*ASSIGNMENT*. The lines to copy are those in the records below that hold the word "JSON".

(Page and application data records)

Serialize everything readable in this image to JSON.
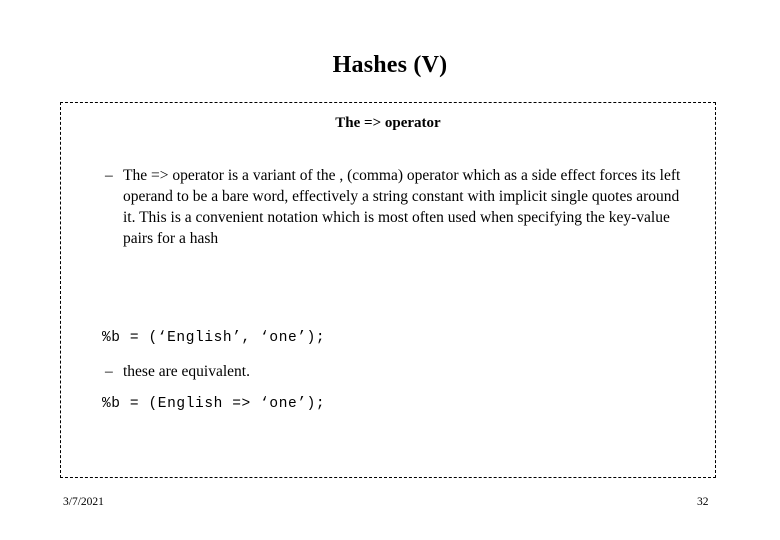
{
  "slide": {
    "title": "Hashes (V)",
    "subtitle": "The  => operator",
    "bullets": [
      {
        "marker": "–",
        "text": "The =>  operator is a variant of the , (comma) operator which as a side effect forces its left operand to be a bare word, effectively a string constant with implicit single quotes around it. This is a convenient notation which is most often used when specifying the key-value pairs for a hash"
      }
    ],
    "code_lines": [
      "%b = (‘English’, ‘one’);",
      "%b = (English => ‘one’);"
    ],
    "bullets_after_code": [
      {
        "marker": "–",
        "text": "these are equivalent."
      }
    ],
    "footer": {
      "date": "3/7/2021",
      "page_number": "32"
    },
    "colors": {
      "background": "#ffffff",
      "text": "#000000",
      "border": "#000000"
    }
  }
}
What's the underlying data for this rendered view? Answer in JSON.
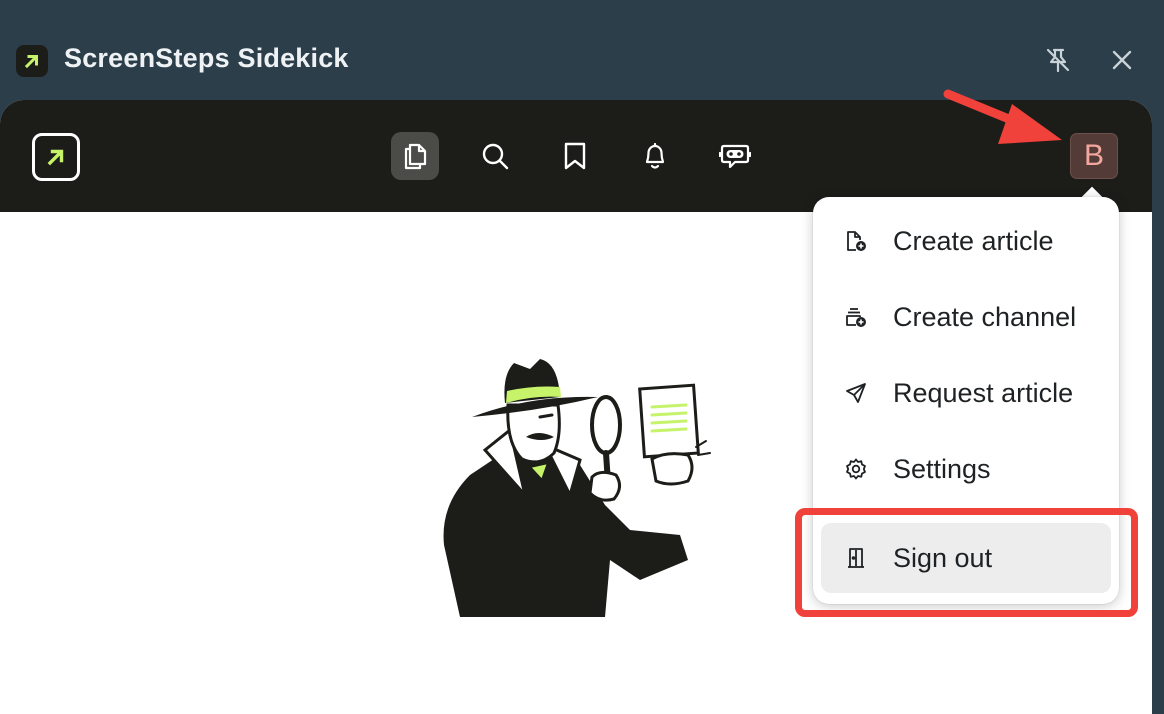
{
  "window": {
    "title": "ScreenSteps Sidekick",
    "logo_icon": "arrow-up-right-icon",
    "controls": [
      "pin-off-icon",
      "close-icon"
    ]
  },
  "topnav": {
    "icons": [
      "articles-icon",
      "search-icon",
      "bookmark-icon",
      "bell-icon",
      "chatbot-icon"
    ],
    "active": "articles-icon",
    "avatar_letter": "B"
  },
  "menu": {
    "items": [
      {
        "label": "Create article",
        "icon": "file-plus-icon"
      },
      {
        "label": "Create channel",
        "icon": "channel-plus-icon"
      },
      {
        "label": "Request article",
        "icon": "send-icon"
      },
      {
        "label": "Settings",
        "icon": "gear-icon"
      }
    ],
    "sign_out": {
      "label": "Sign out",
      "icon": "door-icon"
    }
  },
  "colors": {
    "window_bg": "#2b3e4a",
    "nav_bg": "#1c1d19",
    "accent": "#c6f36a",
    "avatar_bg": "#533b38",
    "annotation": "#f0413a"
  }
}
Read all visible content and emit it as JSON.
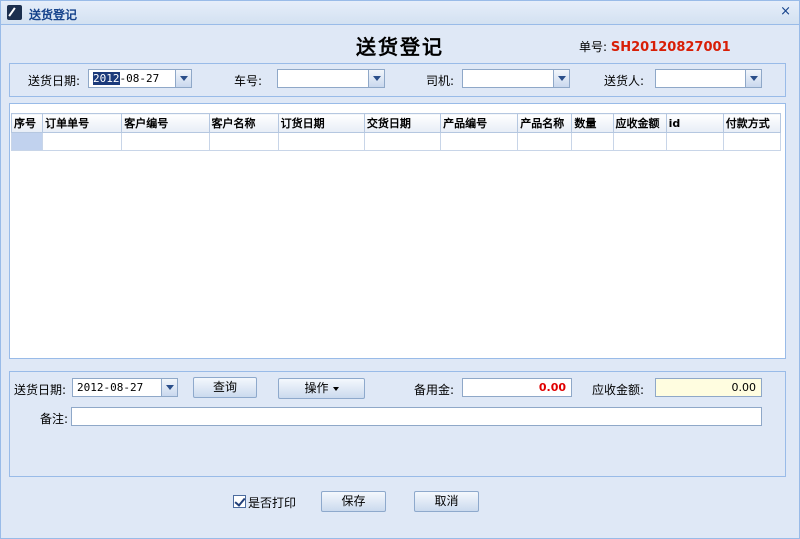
{
  "window": {
    "title": "送货登记",
    "close_label": "×"
  },
  "header": {
    "title": "送货登记",
    "order_no_label": "单号:",
    "order_no_value": "SH20120827001"
  },
  "filters": {
    "date_label": "送货日期:",
    "date_value_selected": "2012",
    "date_value_rest": "-08-27",
    "car_label": "车号:",
    "car_value": "",
    "driver_label": "司机:",
    "driver_value": "",
    "courier_label": "送货人:",
    "courier_value": ""
  },
  "grid": {
    "columns": [
      "序号",
      "订单单号",
      "客户编号",
      "客户名称",
      "订货日期",
      "交货日期",
      "产品编号",
      "产品名称",
      "数量",
      "应收金额",
      "id",
      "付款方式"
    ],
    "rows": [
      [
        "",
        "",
        "",
        "",
        "",
        "",
        "",
        "",
        "",
        "",
        "",
        ""
      ]
    ]
  },
  "bottom": {
    "date_label": "送货日期:",
    "date_value": "2012-08-27",
    "query_button": "查询",
    "operate_button": "操作",
    "reserve_label": "备用金:",
    "reserve_value": "0.00",
    "receivable_label": "应收金额:",
    "receivable_value": "0.00",
    "remark_label": "备注:",
    "remark_value": ""
  },
  "footer": {
    "print_label": "是否打印",
    "print_checked": true,
    "save_button": "保存",
    "cancel_button": "取消"
  },
  "colors": {
    "accent": "#15428b",
    "order_no": "#d81e06",
    "reserve_amount": "#e00000",
    "panel": "#dfe8f6"
  }
}
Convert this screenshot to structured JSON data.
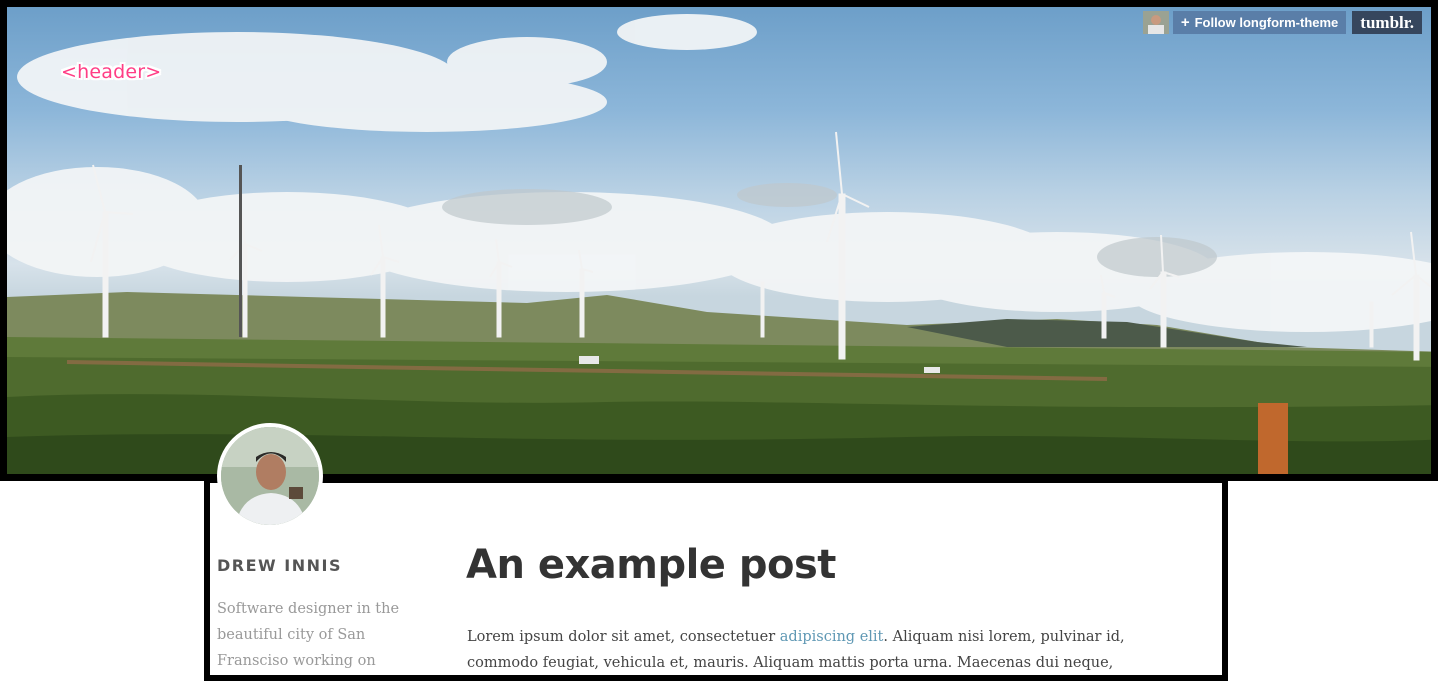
{
  "header": {
    "label": "<header>",
    "follow_plus": "+",
    "follow_label": "Follow longform-theme",
    "tumblr_logo": "tumblr."
  },
  "sidebar": {
    "author_name": "DREW INNIS",
    "author_bio": "Software designer in the beautiful city of San Fransciso working on"
  },
  "post": {
    "title": "An example post",
    "body_before_link": "Lorem ipsum dolor sit amet, consectetuer ",
    "link_text": "adipiscing elit",
    "body_after_link": ". Aliquam nisi lorem, pulvinar id, commodo feugiat, vehicula et, mauris. Aliquam mattis porta urna. Maecenas dui neque,"
  },
  "colors": {
    "header_label": "#ff3d85",
    "follow_bg": "#5a7ea8",
    "tumblr_bg": "#36465d",
    "link": "#5f98b4",
    "title": "#333333",
    "bio": "#999999"
  },
  "icons": {
    "follow": "plus-icon",
    "logo": "tumblr-logo"
  }
}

*RESPONSE TO THIS EXERCISE*.
Serialize everything readable in this image to JSON.
What's the underlying data for this rendered view? Answer in JSON.
Read all visible content and emit it as JSON.
Convert this screenshot to structured JSON data.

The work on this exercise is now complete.